I know where Olivia has been and how she has busied herself that day.
In this corner, she decided to draw, as witnessed by the bucket of crayons, colored pencils and paper, upon which appears to be etchings of an elf.
In the living room, a mat and floor beam lay where she practiced gymnastics hours earlier.
Upstairs, the bath tub is littered with Littlest Pet Shop toys and a kayak accessory while a tipped bottle of shampoo spills blue liquid down the side for what I guess served as a waterfall.
She is my messy child
I’ve devoted entire weekends to cleaning her messes. She has cost me hours of frustration. We still bicker about the messes, which far surpass anything her two older sisters could make, even with a two-day head start.
But we’ve come to a peaceful understanding.
Things culminated one afternoon when putting away laundry. I entered her room and seeing the chaos, tossed out a cliché, “How can you live like this?”
I didn’t expect a response, but my 9-year-old gave it some serious consideration and answered:
“Well, I look around and I say to myself, ‘It is what it is.'”
You know what she meant by that?
First, she could give a flip about mess. Duh. Second, she’s probably a tad too sassy.
How she conducts herself throughout her day at home is an expression of who she is: An extremely creative, active child who lives in the moment. I don’t want to take that from her. But I need some semblance of order in my home some of the time.
Here’s how we compromise.
1. Nighttime is the right time
I could trail her all day and make her stop and clean up one mess before making another. But I’d have to quit my job and literally follow her with a toy bucket, a broom and wet wipes. So much of her cleanup time comes after dinner or right before bed.
2. More is only fair
Her daily chore list is often longer than that of her two sisters because, although she’s the youngest, she has created the larger share of messes to clean up. She accepts this. She also has come to know that although the word “messy” has a negative connotation, she doesn’t hesitate to tell people she’s also creative and that mess is part of her “process.”
3. Delayed gratification
If I see Olivia dragging out yet another art project or a bin with more toys, I might halt whatever she has in mind and tell her that until her room is picked up and the clutter from an earlier project has been cleared, she can’t proceed. She reluctantly agrees. Yaaaaassss!
4. Assert non-negotiables
No one should live in squalor. Whatever it is, make sure the messy child knows what is non-negotiable. The crippling pain of stepping on LEGOS should make the list. Mine are clothes discarded on the bathroom floor that should be in the hamper. Make sure the messy child knows what these are and that no matter how free-spirited he or she is, these chores must be done.
5. Dangle the carrot

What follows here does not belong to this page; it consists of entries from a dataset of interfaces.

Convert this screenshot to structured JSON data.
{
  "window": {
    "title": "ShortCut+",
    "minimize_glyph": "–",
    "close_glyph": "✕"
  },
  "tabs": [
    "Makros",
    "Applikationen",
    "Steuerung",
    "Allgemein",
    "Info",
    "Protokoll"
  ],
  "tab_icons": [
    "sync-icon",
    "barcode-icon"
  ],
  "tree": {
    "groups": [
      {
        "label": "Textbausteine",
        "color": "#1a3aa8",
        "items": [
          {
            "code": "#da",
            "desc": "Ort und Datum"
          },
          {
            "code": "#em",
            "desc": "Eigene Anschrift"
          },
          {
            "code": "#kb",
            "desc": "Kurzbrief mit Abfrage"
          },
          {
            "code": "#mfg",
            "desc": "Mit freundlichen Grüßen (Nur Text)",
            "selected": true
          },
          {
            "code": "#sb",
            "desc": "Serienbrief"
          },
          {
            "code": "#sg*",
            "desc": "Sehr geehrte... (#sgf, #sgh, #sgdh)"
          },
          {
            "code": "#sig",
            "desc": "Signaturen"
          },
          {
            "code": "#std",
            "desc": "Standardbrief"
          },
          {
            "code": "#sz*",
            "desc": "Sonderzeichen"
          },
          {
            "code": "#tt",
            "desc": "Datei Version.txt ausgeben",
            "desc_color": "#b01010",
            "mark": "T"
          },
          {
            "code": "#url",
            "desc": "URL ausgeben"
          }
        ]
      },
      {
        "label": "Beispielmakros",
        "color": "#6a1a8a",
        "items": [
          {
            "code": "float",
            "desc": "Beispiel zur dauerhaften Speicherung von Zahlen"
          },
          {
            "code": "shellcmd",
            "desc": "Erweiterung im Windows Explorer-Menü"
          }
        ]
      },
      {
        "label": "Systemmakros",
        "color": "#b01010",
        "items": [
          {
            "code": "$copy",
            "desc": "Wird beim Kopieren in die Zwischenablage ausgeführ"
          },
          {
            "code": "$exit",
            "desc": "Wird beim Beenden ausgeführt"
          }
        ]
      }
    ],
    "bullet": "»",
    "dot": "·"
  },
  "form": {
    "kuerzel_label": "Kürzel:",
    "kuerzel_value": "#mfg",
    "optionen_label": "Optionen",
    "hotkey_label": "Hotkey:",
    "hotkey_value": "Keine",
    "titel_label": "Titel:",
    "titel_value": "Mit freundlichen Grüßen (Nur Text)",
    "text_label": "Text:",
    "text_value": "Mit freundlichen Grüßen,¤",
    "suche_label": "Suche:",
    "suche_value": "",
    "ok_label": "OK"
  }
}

Someday soon, Olivia will want something from me. We know each other so well that before Olivia even approaches me with a want — a place she wants to go, something she wants to buy — she’ll volunteer that she has cleaned under her bed, put away her toys, even cleaned out the backseat of the car. If, on the odd chance she hasn’t, I have a list of things she can tidy up waiting.
6. Ignore it
This too shall pass. One day, I’ll have the house to myself, with only my spouse’s mess to complain about. Until then, I shut doors. I kick stuff under couches. I shove things in closets.
I remind myself that Olivia is the most compassionate, happy child I know.
It is what it is.